=== EXERCISE MATERIALS ===

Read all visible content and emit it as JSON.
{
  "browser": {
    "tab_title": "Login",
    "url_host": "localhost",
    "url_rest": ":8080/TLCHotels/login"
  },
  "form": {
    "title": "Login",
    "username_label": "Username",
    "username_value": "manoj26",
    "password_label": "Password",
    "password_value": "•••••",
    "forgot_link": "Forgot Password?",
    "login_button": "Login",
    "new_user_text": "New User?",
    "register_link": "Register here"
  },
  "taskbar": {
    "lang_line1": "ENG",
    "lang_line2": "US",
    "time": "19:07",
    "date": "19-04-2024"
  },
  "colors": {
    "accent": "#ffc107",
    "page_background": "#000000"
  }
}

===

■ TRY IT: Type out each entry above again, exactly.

■ TASK RESPONSE:
Read all visible content and emit it as JSON.
{
  "browser": {
    "tab_title": "Login",
    "url_host": "localhost",
    "url_rest": ":8080/TLCHotels/login"
  },
  "form": {
    "title": "Login",
    "username_label": "Username",
    "username_value": "manoj26",
    "password_label": "Password",
    "password_value": "•••••",
    "forgot_link": "Forgot Password?",
    "login_button": "Login",
    "new_user_text": "New User?",
    "register_link": "Register here"
  },
  "taskbar": {
    "lang_line1": "ENG",
    "lang_line2": "US",
    "time": "19:07",
    "date": "19-04-2024"
  },
  "colors": {
    "accent": "#ffc107",
    "page_background": "#000000"
  }
}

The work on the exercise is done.